**DIRECTIONS FOR THIS TASK**
Report every line in the records below that holds the word "name".

**RECORDS PROVIDED**
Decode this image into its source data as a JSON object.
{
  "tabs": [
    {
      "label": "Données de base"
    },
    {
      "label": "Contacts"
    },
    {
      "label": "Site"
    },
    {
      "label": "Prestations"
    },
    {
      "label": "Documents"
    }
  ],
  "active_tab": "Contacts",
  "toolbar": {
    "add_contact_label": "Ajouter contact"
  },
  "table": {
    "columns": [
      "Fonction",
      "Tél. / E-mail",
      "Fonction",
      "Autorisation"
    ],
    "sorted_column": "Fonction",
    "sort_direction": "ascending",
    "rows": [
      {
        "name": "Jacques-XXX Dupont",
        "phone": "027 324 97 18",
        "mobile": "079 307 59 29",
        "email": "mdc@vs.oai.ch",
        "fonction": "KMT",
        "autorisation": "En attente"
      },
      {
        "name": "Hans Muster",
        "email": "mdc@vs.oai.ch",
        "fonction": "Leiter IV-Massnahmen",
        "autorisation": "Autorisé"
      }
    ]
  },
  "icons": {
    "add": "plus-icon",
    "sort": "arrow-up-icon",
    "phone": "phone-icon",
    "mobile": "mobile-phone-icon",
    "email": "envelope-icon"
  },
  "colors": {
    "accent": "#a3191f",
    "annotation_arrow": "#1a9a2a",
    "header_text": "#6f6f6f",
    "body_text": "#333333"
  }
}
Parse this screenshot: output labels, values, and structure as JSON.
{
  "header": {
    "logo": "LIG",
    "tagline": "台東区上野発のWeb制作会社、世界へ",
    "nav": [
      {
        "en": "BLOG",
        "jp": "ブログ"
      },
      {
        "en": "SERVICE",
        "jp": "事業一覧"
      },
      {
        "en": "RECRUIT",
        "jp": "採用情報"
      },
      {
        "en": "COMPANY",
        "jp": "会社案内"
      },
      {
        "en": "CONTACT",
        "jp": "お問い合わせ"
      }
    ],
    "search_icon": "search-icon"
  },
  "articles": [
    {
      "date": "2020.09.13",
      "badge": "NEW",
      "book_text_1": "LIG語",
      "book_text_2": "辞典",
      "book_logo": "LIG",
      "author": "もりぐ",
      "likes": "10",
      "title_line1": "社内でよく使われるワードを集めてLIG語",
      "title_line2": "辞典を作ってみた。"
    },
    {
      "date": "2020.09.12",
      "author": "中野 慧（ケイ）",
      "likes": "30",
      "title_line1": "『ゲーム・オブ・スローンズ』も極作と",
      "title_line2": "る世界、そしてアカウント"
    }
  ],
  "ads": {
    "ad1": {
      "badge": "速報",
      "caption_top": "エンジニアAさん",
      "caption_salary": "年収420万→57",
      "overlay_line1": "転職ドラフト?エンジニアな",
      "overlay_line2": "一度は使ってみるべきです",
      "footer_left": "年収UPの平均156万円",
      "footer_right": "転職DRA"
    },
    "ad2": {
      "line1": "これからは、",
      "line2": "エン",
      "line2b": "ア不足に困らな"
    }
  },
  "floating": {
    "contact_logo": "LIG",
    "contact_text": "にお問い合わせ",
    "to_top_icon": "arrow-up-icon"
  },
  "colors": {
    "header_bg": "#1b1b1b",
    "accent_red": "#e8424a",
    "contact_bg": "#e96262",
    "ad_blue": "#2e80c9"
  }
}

**ANSWER TO THE PROBLEM**
        "name": "Jacques-XXX Dupont",
        "name": "Hans Muster",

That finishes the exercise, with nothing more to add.